The 5,000 and 10,000 meters appeal primarily to traditionalists who gravitate to a slower pace of life generally–depending on culture, background, and often just age. With participation in marathons and half marathons dropping steadily, it has become apparent that many who joined the half-marathon surge several years ago have wearied of the time and energy required to keep long-distance-fit. They’ve consigned their half marathon to their bucket list—one and done. The satisfaction that comes from striding rhythmically along at one’s aerobic red line for mile after mile is enjoyed by only a few—a group to which you the reader probably belong—and it is only those few who can really appreciate what it takes to compete in a six-mile-long race.

Are we a fading breed? The organizers of the Diamond League seem to think so.

Olympics Reputation Sinks, Part II: Injustice in Host Cities

Is one Olympic host city the answer to the downsides of host city bidding?

The Olympics–who needs them? Chicago, Boston, and the state of Colorado said no thanks, as well as Hamburg and Budapest in Europe. Opposition to Paris 2024 and Los Angeles 2028 continue to raise questions about the overall benefit of the Games to host cities, when economic growth for private profit  is pitted against the socioeconomic good of the public at large.

For starters, the economic argument has long been controversial in itself.  In a paper in The Sport Journal, the authors concluded that “The Benefits of Bidding and Hosting the Olympic Games Are Difficult to Justify Due to the Overall Costs” (see Analysis of costs of hosting Olympics). Andrew Zimbalist’s 2015 book, Circus Maximus: The Economic Gamble Behind Hosting the Olympics and the World Cup, identified the 1970s as the turning point when the payoff for gambling on Olympic hosting began to drop below break-even. Zimbalist, a sports economist, used four case studies–Barcelona, Sochi, Rio, and London–to support his thesis that the costs of modern Olympic extravaganzas outrun tangible economic benefits in most cities.  Los Angeles’s success in 1984 owed in part to the use of existing infrastructure rather than having to build all new facilities.

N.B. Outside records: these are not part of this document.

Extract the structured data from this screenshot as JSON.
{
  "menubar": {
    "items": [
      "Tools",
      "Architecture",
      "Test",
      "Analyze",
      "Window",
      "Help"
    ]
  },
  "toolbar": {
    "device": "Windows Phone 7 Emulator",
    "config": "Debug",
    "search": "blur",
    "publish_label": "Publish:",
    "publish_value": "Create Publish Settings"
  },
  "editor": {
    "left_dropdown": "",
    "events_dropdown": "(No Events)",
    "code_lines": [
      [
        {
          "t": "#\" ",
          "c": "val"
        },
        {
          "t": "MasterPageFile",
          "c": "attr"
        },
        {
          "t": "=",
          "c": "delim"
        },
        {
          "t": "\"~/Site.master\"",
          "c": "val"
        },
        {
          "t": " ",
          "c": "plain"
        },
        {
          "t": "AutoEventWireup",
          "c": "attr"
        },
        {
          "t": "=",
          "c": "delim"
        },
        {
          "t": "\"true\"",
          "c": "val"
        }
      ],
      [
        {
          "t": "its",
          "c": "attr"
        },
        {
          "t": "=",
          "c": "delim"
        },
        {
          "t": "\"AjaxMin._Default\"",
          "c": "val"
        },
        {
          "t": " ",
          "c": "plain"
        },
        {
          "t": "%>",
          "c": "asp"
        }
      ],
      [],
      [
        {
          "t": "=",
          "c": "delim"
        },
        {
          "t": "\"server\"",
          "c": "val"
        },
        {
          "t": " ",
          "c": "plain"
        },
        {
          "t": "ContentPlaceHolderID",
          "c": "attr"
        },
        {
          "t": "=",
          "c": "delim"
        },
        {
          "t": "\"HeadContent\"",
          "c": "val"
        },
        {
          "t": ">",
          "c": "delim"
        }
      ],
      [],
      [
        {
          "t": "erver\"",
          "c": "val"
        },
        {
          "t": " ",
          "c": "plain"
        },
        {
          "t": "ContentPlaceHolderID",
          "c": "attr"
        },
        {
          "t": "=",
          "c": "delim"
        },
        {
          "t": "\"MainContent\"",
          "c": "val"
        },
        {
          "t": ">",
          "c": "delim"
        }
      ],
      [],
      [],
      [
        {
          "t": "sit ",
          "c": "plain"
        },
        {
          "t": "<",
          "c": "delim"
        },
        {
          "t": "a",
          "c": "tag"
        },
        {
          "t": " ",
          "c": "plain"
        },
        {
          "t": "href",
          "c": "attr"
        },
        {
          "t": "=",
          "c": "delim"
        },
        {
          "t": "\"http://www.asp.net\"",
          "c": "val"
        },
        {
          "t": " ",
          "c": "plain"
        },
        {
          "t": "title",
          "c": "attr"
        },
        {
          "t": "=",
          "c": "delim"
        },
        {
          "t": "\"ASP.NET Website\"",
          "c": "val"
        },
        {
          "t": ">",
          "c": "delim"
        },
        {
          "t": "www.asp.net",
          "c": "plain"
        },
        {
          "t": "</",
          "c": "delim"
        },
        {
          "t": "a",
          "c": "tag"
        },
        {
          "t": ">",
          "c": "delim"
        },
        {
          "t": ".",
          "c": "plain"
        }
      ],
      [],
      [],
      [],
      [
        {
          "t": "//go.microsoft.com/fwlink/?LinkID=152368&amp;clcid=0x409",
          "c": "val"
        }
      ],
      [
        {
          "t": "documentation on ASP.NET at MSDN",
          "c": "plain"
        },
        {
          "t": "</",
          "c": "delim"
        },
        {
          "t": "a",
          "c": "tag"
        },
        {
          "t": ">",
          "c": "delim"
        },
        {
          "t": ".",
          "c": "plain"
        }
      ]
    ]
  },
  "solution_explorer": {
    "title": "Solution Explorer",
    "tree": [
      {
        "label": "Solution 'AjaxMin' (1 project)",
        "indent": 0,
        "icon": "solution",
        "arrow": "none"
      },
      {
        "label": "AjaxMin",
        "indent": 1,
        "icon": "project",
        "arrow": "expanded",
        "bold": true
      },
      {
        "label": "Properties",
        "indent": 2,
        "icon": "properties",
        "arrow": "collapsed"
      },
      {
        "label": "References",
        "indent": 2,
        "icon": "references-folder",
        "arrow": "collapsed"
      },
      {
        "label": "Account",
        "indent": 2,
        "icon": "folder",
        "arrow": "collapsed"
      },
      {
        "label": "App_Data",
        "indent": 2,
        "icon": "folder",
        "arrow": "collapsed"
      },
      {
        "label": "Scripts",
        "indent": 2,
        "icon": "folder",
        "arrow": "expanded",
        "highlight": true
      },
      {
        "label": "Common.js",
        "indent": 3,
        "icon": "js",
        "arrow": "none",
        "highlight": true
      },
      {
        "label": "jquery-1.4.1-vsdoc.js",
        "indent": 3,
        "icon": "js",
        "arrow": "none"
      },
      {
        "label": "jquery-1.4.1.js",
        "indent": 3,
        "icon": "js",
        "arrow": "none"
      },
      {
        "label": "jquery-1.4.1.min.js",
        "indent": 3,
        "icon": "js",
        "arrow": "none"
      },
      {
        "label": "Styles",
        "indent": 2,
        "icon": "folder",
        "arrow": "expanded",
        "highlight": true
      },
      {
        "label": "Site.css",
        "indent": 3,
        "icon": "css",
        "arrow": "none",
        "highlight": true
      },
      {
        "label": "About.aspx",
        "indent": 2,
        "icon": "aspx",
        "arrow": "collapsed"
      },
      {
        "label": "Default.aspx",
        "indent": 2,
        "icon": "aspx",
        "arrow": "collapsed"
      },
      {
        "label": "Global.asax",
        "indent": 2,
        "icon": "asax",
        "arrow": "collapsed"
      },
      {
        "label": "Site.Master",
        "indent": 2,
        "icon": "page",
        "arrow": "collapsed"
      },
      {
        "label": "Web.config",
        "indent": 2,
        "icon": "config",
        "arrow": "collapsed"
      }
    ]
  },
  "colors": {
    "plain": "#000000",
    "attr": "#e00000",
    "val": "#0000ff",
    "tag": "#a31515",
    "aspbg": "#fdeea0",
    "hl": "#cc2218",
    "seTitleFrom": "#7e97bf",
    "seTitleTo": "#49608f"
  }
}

An article from the Council on Foreign Relations has a revealing graph illustrating the discrepancies between projected and final costs in eleven cities from 1996 through 2016. In most cases the final cost more than doubled the original estimate. So-called white elephants such as Beijing’s “Bird’s Nest” stadium incur maintenance costs that linger long after the initial construction – the “Bird’s Nest” costs $10 million a year to maintain and sits mostly unused. See Council on Foreign Relations addresses costs of Olympic Games.

Continue reading “Olympics Reputation Sinks, Part II: Injustice in Host Cities”

Olympics Reputation Sinks, Part I: Russian Doping Scandal

Laxity on the part of the International Olympic Committee (IOC) and the World Anti-Doping Agency (WADA) toward performance-enhancing drugs is nowhere better illustrated than in the case of state-sponsored doping by Russia. It’s a long and twisted tale going back decades, but the McLaren Report, issued in 2016, made glaringly clear the massive doping of Russian athletes in many sports, particularly at the 2014 winter Olympics in Sochi, Russia.

Last September, WADA lifted the suspension of the Russian national team, in a good-faith gesture intended to get cooperation from the Russian Anti-Doping Agency (RUSADA) to submit data and samples for WADA’s inspection. At this moment in mid-February 2019, the suspension remains lifted, despite:

  • RUSADA’s failure to provide data and samples by the December 31st date stipulated by WADA as being in compliance;
  • Now that, as of mid-January, the data and samples are finally in WADA’s possession, they have not yet been authenticated, a task expected to take months;
  • Russia has not admitted to state-sponsored doping, one of the conditions originally called for in order to put RUSADA in compliance and reinstate Russian athletes as part of a national team.

What part does the IOC play in this? Continue reading “Olympics Reputation Sinks, Part I: Russian Doping Scandal”